After all, Melville took the innovative step of shifting the White Whale to “he” from the then-customary, “it.” He —the whale—could stalk and hate and suffer like any other mammal.

And what if Melville had the right moral view but not the right gender? Research suggests female whales in Baja protect their young with fearsome aggression. Was the White Whale was an enraged mother? 

Questions like these add wealth to a generous text, a book, but not the open-and-shut kind, Kelley says. “Moby-Dick is like a Wikipedia entry: material is constantly added to it. In the 19th century, the novel was a new genre, and Melville borrowed from other forms. Today, we add new science, new insights, and new media.
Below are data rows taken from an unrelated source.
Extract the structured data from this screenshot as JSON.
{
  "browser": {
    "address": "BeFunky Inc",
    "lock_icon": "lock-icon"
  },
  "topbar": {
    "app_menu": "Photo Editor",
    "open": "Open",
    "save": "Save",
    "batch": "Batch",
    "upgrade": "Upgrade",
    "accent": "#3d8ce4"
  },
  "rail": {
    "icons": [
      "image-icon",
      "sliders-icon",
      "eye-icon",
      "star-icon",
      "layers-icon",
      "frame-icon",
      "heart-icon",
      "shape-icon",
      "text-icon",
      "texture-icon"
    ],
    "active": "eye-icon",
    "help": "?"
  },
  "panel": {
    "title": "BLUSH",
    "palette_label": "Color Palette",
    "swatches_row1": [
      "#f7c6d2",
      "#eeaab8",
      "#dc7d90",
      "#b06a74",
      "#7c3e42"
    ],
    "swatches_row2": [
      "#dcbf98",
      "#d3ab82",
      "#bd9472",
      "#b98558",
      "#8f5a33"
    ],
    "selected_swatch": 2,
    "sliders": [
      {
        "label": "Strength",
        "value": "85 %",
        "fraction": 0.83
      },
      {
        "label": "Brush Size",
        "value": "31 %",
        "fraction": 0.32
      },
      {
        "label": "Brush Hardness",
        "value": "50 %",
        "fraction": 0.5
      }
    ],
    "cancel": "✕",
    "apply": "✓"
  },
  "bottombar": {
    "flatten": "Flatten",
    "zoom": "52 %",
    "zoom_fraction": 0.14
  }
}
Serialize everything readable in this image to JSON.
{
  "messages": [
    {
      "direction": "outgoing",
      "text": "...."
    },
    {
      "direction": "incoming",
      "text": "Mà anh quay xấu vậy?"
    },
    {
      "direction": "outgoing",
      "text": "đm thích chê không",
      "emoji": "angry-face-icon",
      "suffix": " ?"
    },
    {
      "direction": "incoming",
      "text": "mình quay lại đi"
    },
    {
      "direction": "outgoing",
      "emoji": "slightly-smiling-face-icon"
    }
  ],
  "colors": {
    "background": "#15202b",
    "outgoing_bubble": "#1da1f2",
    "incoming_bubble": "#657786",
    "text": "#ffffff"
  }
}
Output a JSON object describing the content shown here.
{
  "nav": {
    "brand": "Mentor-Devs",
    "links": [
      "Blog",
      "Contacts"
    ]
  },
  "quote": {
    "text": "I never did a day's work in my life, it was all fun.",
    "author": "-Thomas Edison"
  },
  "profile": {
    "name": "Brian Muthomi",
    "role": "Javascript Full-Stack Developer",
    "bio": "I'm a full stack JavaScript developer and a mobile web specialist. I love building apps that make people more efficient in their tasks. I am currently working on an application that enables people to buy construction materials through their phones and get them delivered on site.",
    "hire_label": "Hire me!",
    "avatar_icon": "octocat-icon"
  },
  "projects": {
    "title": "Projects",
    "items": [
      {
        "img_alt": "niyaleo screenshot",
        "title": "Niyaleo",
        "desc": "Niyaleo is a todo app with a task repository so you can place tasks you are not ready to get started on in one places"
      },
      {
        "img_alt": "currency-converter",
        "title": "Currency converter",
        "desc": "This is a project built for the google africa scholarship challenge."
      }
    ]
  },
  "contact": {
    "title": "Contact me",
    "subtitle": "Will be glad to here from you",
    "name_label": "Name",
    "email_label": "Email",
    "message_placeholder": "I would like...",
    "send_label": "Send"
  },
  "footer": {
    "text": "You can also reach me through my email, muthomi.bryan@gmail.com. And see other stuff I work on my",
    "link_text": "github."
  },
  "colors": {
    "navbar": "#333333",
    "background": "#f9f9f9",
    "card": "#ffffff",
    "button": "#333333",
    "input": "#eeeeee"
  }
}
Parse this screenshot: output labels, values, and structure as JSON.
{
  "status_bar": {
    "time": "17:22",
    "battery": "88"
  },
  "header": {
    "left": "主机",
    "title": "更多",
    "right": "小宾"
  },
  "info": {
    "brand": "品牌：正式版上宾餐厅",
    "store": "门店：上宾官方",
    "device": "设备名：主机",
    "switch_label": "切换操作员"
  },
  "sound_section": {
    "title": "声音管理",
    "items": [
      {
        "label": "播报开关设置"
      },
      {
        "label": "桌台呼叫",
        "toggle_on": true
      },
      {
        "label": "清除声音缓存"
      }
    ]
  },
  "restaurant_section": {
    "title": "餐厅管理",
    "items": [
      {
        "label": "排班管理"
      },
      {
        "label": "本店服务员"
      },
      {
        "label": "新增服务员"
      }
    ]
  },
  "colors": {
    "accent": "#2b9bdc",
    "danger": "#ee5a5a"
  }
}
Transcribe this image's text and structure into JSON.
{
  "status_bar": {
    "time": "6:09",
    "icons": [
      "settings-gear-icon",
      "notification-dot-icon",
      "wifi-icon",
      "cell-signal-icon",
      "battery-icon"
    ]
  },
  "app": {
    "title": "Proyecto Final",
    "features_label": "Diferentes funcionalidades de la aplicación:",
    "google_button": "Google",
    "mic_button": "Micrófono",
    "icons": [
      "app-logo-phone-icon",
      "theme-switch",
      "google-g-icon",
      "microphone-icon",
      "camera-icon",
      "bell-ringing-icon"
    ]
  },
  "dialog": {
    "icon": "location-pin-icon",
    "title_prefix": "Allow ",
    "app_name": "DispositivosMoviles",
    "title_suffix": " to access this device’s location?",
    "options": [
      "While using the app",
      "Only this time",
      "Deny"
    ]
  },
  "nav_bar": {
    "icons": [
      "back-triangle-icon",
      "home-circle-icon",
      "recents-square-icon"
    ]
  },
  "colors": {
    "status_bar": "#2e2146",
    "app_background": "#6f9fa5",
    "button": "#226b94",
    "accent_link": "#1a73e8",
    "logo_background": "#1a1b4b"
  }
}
Then as now, the text is a whole world.”



Suggested links

Profile: Wyn Kelley

MIT Literature

Wyn Kelley webpage

News Feature: MIT Melville scholar Kelley sails on the Charles W. Morgan


Prepared by MIT SHASS Communications 
Photocredits: Melville scholar Wyn Kelley, with a model of the 19th century American whaleship, the Charles W. Morgan, one of forty full-hull models in MIT’s Hart Nautical Gallery, by 
Richard Howard; Top image: watercolor of Fautaua, Tahiti; by Edward Gennys Fanshawe, August 1849 (Wikipedia)
Published Fall 2009

Soundings, Fall 2009